Articles 7 to 9

45.Ms. Gaspard said that she was pleased to note the growing participation of women in the political and public life of Viet Nam, in line with articles 7 and 8 of the Convention. She asked what measures had been taken in order to ensure the achievement of the objectives to improve the status of women.

46.Ms. Zou Xiaoqiao said that the data on the representation of women in the National Assembly and People’s Council were encouraging and noted that some targets for the strategy for the advancement of women in public life had been reached. She asked whether the Government planned the adoption of other measures to fully achieve the strategic objectives, and why such low targets had been set for local communities. She also wondered whether the Government planned to establish a quota for achieving the desired number of female government ministers or of posts within the education system. She would like the delegation to explain the discrepancy in retirement age between men and women.

47.Ms. Begum referred to the chart presenting the updated figures on the ratio of female to male leaders in executive bodies, which showed that the representation of women remained low.

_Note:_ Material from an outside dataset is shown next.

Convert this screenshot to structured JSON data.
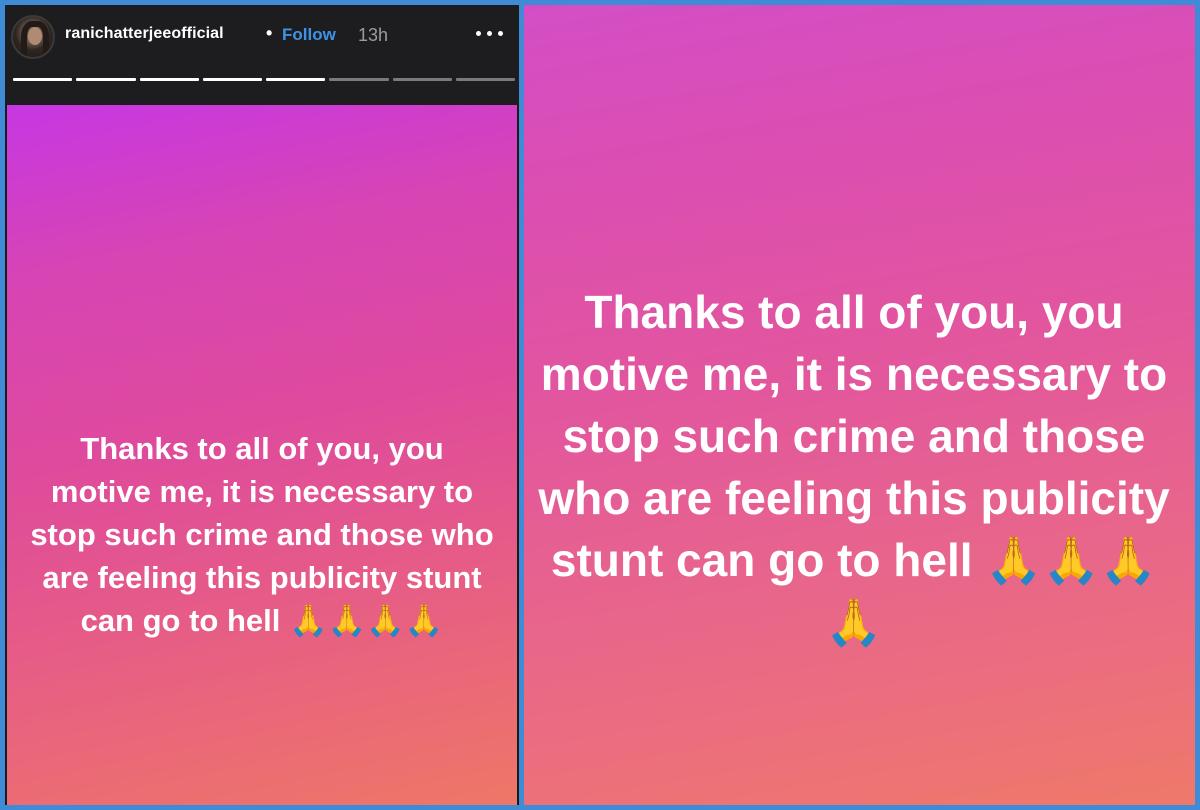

Given the abundance of qualified and active Vietnamese women, she was somewhat surprised by the statistics and recalled that articles 4 and 7, and General Recommendation No. 25, encouraged Governments to use temporary special measures, possibly through a quota system, in order to increase the participation of women at the decision-making level. She commended the measures already adopted to mainstream gender issues into national life and advocated the consideration of additional approaches.

48.Ms. Belmihoub-Zerdani said that Viet Nam was to be congratulated on its achievements, particularly within the context of the difficulties it had overcome in reaching its current position. Many countries that had not had the disadvantage of a protracted war had not fared as well. It was commendable that Viet Nam had reached or surpassed its goals. She also praised Viet Nam for having adopted excellent mechanisms for the application and implementation of the Convention, reaching the most remote regions, with ample follow-up in order to gauge its achievements, in addition to an impressive output in terms of the number of instruments adopted for the improvement of the status of women.

49.Ms. Ha Thi Khiet (Viet Nam) said that any substantial improvement of the ratios of female to male representation would take time, which was why the Government was aiming at gradual but sustainable progress. The situation at the local level could be explained by the fact that in small communities the village elders customarily received the most votes, and therefore women were less likely to be elected to office in the local administration. However, the Government was interested in gradually raising the proportion of women and would consider improving the number of seats occupied by women in elected bodies, as suggested by members of the Committee.

50.Turning to the issue of the age of retirement of civil servants, she said that an extensive survey had shown that the majority opinion, particularly among women, was in favour of retaining the retirement age for women at 55 years. There were plans to adjust the retirement age for specific groups of workers, and in some cases for men and women to have the same age of retirement.

The meeting rose at 1.05 p.m.